I got a hands-on introduction into true Mexican cuisine by taking a cooking class on property at Los Pirules Artisan Kitchen & Garden Bar with Executive Chef Vincent Wallez, who has spent the last 17 years in Mexico studying its culture and flavors. Luna Rooftop Tapas Bar was another favorite, not just because of the spectacular views of the city and live band, but because I got to inhale delicious dishes like Sinaloa-style seafood aguachile, pear, gorgonzola, and white truffle flatbread, and my favorite, churros with Bailey´s chocolate sauce and cinnamon caramel.
However, Mexican dishes are not all that you’ll find within San Miguel’s colorful walls. Cumpanio serves classic French and Italian cuisine and hotspot BEKEB is an artisanal mixology bar with a special focus on local agave, plants, flowers, and roots led by cocktail icon Fabiola Padilla. You can even get some pretty good ramen at Müi Ramen Bar. I recommend the chicken bao buns and the Matilda milk punch made with Casa Dragones tequila and condensed milk — trust me.

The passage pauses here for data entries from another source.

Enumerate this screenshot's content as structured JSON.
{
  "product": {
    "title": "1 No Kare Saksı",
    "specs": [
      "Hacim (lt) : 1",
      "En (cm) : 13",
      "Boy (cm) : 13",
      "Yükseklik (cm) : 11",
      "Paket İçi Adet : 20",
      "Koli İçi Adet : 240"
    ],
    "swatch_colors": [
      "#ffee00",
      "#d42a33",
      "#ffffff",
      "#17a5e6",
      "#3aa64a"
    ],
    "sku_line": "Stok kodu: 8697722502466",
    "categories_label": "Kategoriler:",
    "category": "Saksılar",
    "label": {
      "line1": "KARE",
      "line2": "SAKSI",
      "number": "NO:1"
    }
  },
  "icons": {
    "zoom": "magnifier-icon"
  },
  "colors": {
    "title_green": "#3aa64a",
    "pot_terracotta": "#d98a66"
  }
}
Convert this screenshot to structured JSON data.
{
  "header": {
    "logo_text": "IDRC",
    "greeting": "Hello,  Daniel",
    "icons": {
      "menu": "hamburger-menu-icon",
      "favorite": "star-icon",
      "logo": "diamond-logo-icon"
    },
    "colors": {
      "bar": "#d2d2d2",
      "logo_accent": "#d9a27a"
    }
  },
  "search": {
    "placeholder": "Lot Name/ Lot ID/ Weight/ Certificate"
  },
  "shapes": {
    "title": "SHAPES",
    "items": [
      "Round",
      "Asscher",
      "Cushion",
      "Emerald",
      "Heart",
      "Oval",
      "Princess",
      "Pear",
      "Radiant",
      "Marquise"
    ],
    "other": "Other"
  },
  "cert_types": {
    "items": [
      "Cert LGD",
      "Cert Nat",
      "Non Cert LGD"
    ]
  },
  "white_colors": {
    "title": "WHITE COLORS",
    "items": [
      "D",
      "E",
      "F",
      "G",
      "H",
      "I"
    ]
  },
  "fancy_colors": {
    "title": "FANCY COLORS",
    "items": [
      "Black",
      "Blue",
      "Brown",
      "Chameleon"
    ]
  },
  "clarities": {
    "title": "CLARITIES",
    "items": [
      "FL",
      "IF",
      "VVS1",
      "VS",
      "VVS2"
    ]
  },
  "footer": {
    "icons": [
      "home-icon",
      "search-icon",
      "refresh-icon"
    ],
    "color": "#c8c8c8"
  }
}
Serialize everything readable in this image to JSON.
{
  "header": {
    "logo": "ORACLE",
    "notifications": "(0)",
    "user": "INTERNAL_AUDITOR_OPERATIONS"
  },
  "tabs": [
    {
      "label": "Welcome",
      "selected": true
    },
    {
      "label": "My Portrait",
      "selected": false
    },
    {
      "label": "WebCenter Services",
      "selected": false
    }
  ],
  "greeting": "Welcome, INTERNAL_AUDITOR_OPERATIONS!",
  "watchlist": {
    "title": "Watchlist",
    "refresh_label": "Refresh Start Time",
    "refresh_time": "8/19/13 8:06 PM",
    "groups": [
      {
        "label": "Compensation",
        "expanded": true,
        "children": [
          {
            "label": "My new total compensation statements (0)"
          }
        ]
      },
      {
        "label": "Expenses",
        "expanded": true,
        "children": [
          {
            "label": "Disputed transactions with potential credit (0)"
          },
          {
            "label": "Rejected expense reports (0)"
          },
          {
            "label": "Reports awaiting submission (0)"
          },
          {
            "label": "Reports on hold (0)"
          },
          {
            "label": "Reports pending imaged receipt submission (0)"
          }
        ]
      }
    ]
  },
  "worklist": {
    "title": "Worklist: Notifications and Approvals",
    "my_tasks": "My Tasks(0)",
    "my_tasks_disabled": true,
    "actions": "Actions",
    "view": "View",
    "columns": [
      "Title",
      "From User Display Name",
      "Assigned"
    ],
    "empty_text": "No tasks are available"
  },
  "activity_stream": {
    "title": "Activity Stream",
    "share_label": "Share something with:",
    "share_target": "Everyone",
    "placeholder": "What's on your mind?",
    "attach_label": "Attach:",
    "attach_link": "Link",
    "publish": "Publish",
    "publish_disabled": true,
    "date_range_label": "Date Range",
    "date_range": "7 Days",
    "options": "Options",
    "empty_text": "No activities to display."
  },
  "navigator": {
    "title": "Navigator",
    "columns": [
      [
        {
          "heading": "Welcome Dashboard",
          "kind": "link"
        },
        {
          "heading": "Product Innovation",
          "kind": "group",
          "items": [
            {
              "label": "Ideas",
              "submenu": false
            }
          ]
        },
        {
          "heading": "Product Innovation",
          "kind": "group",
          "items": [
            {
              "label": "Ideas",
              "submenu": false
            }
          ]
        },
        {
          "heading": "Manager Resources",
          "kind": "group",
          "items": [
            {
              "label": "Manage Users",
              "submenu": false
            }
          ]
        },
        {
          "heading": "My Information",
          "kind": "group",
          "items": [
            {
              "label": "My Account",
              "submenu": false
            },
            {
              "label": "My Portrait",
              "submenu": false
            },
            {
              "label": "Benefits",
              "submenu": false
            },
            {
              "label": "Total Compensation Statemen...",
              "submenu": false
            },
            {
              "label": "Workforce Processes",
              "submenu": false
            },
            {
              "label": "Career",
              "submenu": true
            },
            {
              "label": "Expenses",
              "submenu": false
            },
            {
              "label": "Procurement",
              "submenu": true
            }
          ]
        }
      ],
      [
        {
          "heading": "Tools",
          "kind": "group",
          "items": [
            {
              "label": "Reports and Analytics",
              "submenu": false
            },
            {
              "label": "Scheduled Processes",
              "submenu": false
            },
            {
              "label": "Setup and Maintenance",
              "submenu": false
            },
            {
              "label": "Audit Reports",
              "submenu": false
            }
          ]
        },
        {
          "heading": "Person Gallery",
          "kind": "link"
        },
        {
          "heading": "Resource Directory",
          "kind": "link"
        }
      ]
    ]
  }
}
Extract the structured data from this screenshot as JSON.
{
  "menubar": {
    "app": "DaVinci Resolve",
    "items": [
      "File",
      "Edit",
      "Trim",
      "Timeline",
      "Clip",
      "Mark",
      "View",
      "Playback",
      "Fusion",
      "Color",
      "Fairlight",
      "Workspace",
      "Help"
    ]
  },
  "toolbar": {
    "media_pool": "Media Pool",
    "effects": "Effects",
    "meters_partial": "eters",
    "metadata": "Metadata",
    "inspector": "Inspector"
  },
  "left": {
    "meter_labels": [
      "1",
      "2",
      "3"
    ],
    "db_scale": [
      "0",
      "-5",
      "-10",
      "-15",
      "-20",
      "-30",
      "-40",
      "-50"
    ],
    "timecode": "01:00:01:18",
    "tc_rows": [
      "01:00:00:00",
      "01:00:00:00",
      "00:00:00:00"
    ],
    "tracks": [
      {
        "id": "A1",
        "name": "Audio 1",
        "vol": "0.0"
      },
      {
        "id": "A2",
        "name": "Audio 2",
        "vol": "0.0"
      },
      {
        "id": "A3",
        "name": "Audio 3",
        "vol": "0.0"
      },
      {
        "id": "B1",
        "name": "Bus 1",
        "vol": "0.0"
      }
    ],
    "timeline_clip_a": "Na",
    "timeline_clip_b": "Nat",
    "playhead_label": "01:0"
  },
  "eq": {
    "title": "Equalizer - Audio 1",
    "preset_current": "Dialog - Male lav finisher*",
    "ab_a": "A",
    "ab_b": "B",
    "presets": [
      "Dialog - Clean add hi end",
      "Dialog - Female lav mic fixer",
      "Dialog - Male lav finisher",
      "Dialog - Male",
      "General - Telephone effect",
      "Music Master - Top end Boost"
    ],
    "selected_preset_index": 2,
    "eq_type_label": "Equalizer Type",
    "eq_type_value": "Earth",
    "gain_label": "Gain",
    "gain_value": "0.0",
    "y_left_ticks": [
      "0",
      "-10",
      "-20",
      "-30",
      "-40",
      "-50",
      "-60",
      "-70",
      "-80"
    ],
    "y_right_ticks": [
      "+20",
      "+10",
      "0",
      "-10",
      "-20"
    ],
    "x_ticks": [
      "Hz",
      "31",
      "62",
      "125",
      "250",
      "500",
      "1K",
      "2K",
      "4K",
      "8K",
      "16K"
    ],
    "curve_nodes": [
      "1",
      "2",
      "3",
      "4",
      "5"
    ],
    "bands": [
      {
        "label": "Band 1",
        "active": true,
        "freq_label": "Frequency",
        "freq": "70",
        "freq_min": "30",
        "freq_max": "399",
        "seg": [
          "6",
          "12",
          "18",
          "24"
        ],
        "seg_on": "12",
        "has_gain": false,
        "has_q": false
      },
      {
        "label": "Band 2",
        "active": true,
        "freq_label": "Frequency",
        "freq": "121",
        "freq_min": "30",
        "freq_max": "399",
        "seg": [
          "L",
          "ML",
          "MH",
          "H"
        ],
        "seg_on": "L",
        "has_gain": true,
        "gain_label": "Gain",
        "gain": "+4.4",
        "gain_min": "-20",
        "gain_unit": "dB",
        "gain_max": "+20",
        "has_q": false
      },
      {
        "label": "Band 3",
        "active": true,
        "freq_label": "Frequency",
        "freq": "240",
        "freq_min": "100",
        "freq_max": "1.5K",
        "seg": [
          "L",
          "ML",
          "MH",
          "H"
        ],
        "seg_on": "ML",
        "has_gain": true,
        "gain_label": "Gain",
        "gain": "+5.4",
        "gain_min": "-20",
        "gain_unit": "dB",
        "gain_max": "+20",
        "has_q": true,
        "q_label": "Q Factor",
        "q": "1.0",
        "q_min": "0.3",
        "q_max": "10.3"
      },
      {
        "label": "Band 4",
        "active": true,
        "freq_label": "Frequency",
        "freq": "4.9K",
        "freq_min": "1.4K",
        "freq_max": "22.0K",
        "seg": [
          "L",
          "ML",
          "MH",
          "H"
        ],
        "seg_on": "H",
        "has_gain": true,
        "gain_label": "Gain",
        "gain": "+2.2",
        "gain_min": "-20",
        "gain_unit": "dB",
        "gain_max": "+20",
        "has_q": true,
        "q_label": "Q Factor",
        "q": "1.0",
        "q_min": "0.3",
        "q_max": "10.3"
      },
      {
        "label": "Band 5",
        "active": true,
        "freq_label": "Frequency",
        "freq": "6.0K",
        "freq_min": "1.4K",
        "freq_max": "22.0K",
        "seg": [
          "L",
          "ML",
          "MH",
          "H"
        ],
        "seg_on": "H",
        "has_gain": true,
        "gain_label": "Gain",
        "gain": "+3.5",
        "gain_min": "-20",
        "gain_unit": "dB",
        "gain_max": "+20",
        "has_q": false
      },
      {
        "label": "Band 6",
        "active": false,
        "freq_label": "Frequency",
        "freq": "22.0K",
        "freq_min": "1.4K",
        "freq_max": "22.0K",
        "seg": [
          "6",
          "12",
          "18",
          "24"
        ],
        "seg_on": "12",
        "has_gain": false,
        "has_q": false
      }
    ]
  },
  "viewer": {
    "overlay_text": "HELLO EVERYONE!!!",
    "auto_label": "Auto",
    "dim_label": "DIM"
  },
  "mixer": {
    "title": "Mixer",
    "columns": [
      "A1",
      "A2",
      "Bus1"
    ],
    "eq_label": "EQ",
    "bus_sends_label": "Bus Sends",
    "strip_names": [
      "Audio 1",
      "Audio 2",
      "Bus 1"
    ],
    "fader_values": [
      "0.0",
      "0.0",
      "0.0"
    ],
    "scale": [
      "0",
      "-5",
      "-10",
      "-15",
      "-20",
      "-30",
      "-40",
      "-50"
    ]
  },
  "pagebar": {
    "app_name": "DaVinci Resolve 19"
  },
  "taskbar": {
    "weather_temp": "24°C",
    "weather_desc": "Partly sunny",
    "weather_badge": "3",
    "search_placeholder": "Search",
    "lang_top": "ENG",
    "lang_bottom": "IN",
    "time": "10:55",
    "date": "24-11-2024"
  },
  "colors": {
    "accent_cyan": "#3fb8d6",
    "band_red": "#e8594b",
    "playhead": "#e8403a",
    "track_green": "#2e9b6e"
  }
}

San Miguel de Allende may not be top of mind for many travelers when they plan trips to Mexico, but there’s a reason the city was voted one of Travel + Leisure’s Best Cities in the World to Visit in 2020. It’s a hidden gem full of art, food, culture, and romance — not to mention colorful streets and charming people that make you feel at home. There’s no doubt that after one visit, you’ll be ready to come back for more.